***** The records

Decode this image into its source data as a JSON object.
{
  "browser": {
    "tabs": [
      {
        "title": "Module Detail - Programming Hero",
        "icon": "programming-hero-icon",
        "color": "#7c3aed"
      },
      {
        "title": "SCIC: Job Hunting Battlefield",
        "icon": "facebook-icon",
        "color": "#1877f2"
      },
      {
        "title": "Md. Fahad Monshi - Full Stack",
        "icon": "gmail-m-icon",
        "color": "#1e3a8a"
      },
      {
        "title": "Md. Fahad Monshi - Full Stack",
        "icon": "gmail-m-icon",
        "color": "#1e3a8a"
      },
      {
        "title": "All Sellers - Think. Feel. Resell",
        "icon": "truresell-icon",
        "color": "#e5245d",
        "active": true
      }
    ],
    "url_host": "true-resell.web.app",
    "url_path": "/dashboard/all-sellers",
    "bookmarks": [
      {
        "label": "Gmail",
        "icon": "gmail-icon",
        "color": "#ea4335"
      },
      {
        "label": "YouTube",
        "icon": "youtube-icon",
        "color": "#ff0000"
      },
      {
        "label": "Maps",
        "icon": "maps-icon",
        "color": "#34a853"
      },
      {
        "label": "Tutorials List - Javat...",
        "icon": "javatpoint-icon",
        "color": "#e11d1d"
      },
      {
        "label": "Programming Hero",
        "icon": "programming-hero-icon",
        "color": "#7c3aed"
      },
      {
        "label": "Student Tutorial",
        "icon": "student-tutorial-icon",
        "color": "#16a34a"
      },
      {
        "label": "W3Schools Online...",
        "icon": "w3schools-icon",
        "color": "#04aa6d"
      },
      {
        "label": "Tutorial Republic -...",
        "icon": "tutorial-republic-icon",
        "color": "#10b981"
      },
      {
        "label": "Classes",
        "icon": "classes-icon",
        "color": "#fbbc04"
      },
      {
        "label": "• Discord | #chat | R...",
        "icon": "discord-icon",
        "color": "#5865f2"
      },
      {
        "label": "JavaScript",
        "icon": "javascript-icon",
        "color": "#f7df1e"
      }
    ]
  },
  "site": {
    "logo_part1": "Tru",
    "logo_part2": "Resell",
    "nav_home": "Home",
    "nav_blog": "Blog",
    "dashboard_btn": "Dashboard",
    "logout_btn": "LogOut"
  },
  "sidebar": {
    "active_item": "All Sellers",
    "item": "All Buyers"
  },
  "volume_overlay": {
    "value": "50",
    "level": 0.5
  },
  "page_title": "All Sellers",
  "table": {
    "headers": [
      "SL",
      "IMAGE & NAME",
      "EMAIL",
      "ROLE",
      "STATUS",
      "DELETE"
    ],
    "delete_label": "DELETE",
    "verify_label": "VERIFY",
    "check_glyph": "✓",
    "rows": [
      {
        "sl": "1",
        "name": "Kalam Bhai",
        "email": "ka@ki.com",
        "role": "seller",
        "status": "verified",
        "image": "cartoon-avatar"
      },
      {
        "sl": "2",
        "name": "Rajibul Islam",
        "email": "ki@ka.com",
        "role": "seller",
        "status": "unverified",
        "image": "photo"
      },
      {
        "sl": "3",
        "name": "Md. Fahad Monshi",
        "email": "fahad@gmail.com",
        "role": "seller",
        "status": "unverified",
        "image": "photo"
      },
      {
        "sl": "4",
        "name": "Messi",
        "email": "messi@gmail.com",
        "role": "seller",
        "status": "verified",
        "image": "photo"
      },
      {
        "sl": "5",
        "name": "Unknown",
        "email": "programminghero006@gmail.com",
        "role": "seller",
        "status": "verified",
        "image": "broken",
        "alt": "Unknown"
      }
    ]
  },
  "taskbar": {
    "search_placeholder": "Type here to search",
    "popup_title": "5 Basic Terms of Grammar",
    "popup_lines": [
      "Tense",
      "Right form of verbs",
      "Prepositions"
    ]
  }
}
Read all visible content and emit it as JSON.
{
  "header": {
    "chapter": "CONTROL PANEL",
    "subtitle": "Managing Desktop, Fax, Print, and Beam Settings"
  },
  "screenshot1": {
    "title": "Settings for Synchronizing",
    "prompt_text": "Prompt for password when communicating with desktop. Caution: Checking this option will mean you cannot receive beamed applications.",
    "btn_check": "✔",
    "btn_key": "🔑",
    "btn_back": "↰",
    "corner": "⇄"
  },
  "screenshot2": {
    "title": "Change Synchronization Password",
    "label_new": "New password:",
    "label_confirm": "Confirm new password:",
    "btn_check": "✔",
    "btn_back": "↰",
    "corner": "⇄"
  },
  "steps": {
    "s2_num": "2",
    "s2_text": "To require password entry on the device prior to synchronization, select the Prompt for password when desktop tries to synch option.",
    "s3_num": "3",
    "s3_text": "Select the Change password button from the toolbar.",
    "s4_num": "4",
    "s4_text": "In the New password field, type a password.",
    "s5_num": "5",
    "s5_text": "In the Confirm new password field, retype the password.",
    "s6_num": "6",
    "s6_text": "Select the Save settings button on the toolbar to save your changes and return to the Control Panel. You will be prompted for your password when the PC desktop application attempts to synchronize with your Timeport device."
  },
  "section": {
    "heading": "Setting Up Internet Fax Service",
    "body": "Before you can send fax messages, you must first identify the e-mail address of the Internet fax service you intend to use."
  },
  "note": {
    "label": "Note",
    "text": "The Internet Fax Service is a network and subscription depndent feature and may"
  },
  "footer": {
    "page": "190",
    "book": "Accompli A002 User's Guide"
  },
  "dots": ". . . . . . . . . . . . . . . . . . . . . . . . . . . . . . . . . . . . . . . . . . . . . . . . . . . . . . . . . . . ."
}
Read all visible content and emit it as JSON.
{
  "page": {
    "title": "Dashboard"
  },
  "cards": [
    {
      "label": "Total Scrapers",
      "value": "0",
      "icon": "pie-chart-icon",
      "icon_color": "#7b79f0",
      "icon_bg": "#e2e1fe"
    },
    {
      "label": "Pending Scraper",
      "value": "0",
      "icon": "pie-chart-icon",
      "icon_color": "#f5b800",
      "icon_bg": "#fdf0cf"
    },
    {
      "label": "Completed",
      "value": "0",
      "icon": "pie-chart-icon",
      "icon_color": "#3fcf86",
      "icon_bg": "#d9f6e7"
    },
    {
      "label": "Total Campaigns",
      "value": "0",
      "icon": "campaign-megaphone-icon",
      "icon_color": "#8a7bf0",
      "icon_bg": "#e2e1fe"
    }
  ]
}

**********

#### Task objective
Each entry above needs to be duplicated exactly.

#### Exercise solution
Decode this image into its source data as a JSON object.
{
  "browser": {
    "tabs": [
      {
        "title": "Module Detail - Programming Hero",
        "icon": "programming-hero-icon",
        "color": "#7c3aed"
      },
      {
        "title": "SCIC: Job Hunting Battlefield",
        "icon": "facebook-icon",
        "color": "#1877f2"
      },
      {
        "title": "Md. Fahad Monshi - Full Stack",
        "icon": "gmail-m-icon",
        "color": "#1e3a8a"
      },
      {
        "title": "Md. Fahad Monshi - Full Stack",
        "icon": "gmail-m-icon",
        "color": "#1e3a8a"
      },
      {
        "title": "All Sellers - Think. Feel. Resell",
        "icon": "truresell-icon",
        "color": "#e5245d",
        "active": true
      }
    ],
    "url_host": "true-resell.web.app",
    "url_path": "/dashboard/all-sellers",
    "bookmarks": [
      {
        "label": "Gmail",
        "icon": "gmail-icon",
        "color": "#ea4335"
      },
      {
        "label": "YouTube",
        "icon": "youtube-icon",
        "color": "#ff0000"
      },
      {
        "label": "Maps",
        "icon": "maps-icon",
        "color": "#34a853"
      },
      {
        "label": "Tutorials List - Javat...",
        "icon": "javatpoint-icon",
        "color": "#e11d1d"
      },
      {
        "label": "Programming Hero",
        "icon": "programming-hero-icon",
        "color": "#7c3aed"
      },
      {
        "label": "Student Tutorial",
        "icon": "student-tutorial-icon",
        "color": "#16a34a"
      },
      {
        "label": "W3Schools Online...",
        "icon": "w3schools-icon",
        "color": "#04aa6d"
      },
      {
        "label": "Tutorial Republic -...",
        "icon": "tutorial-republic-icon",
        "color": "#10b981"
      },
      {
        "label": "Classes",
        "icon": "classes-icon",
        "color": "#fbbc04"
      },
      {
        "label": "• Discord | #chat | R...",
        "icon": "discord-icon",
        "color": "#5865f2"
      },
      {
        "label": "JavaScript",
        "icon": "javascript-icon",
        "color": "#f7df1e"
      }
    ]
  },
  "site": {
    "logo_part1": "Tru",
    "logo_part2": "Resell",
    "nav_home": "Home",
    "nav_blog": "Blog",
    "dashboard_btn": "Dashboard",
    "logout_btn": "LogOut"
  },
  "sidebar": {
    "active_item": "All Sellers",
    "item": "All Buyers"
  },
  "volume_overlay": {
    "value": "50",
    "level": 0.5
  },
  "page_title": "All Sellers",
  "table": {
    "headers": [
      "SL",
      "IMAGE & NAME",
      "EMAIL",
      "ROLE",
      "STATUS",
      "DELETE"
    ],
    "delete_label": "DELETE",
    "verify_label": "VERIFY",
    "check_glyph": "✓",
    "rows": [
      {
        "sl": "1",
        "name": "Kalam Bhai",
        "email": "ka@ki.com",
        "role": "seller",
        "status": "verified",
        "image": "cartoon-avatar"
      },
      {
        "sl": "2",
        "name": "Rajibul Islam",
        "email": "ki@ka.com",
        "role": "seller",
        "status": "unverified",
        "image": "photo"
      },
      {
        "sl": "3",
        "name": "Md. Fahad Monshi",
        "email": "fahad@gmail.com",
        "role": "seller",
        "status": "unverified",
        "image": "photo"
      },
      {
        "sl": "4",
        "name": "Messi",
        "email": "messi@gmail.com",
        "role": "seller",
        "status": "verified",
        "image": "photo"
      },
      {
        "sl": "5",
        "name": "Unknown",
        "email": "programminghero006@gmail.com",
        "role": "seller",
        "status": "verified",
        "image": "broken",
        "alt": "Unknown"
      }
    ]
  },
  "taskbar": {
    "search_placeholder": "Type here to search",
    "popup_title": "5 Basic Terms of Grammar",
    "popup_lines": [
      "Tense",
      "Right form of verbs",
      "Prepositions"
    ]
  }
}
Read all visible content and emit it as JSON.
{
  "header": {
    "chapter": "CONTROL PANEL",
    "subtitle": "Managing Desktop, Fax, Print, and Beam Settings"
  },
  "screenshot1": {
    "title": "Settings for Synchronizing",
    "prompt_text": "Prompt for password when communicating with desktop. Caution: Checking this option will mean you cannot receive beamed applications.",
    "btn_check": "✔",
    "btn_key": "🔑",
    "btn_back": "↰",
    "corner": "⇄"
  },
  "screenshot2": {
    "title": "Change Synchronization Password",
    "label_new": "New password:",
    "label_confirm": "Confirm new password:",
    "btn_check": "✔",
    "btn_back": "↰",
    "corner": "⇄"
  },
  "steps": {
    "s2_num": "2",
    "s2_text": "To require password entry on the device prior to synchronization, select the Prompt for password when desktop tries to synch option.",
    "s3_num": "3",
    "s3_text": "Select the Change password button from the toolbar.",
    "s4_num": "4",
    "s4_text": "In the New password field, type a password.",
    "s5_num": "5",
    "s5_text": "In the Confirm new password field, retype the password.",
    "s6_num": "6",
    "s6_text": "Select the Save settings button on the toolbar to save your changes and return to the Control Panel. You will be prompted for your password when the PC desktop application attempts to synchronize with your Timeport device."
  },
  "section": {
    "heading": "Setting Up Internet Fax Service",
    "body": "Before you can send fax messages, you must first identify the e-mail address of the Internet fax service you intend to use."
  },
  "note": {
    "label": "Note",
    "text": "The Internet Fax Service is a network and subscription depndent feature and may"
  },
  "footer": {
    "page": "190",
    "book": "Accompli A002 User's Guide"
  },
  "dots": ". . . . . . . . . . . . . . . . . . . . . . . . . . . . . . . . . . . . . . . . . . . . . . . . . . . . . . . . . . . ."
}
Read all visible content and emit it as JSON.
{
  "page": {
    "title": "Dashboard"
  },
  "cards": [
    {
      "label": "Total Scrapers",
      "value": "0",
      "icon": "pie-chart-icon",
      "icon_color": "#7b79f0",
      "icon_bg": "#e2e1fe"
    },
    {
      "label": "Pending Scraper",
      "value": "0",
      "icon": "pie-chart-icon",
      "icon_color": "#f5b800",
      "icon_bg": "#fdf0cf"
    },
    {
      "label": "Completed",
      "value": "0",
      "icon": "pie-chart-icon",
      "icon_color": "#3fcf86",
      "icon_bg": "#d9f6e7"
    },
    {
      "label": "Total Campaigns",
      "value": "0",
      "icon": "campaign-megaphone-icon",
      "icon_color": "#8a7bf0",
      "icon_bg": "#e2e1fe"
    }
  ]
}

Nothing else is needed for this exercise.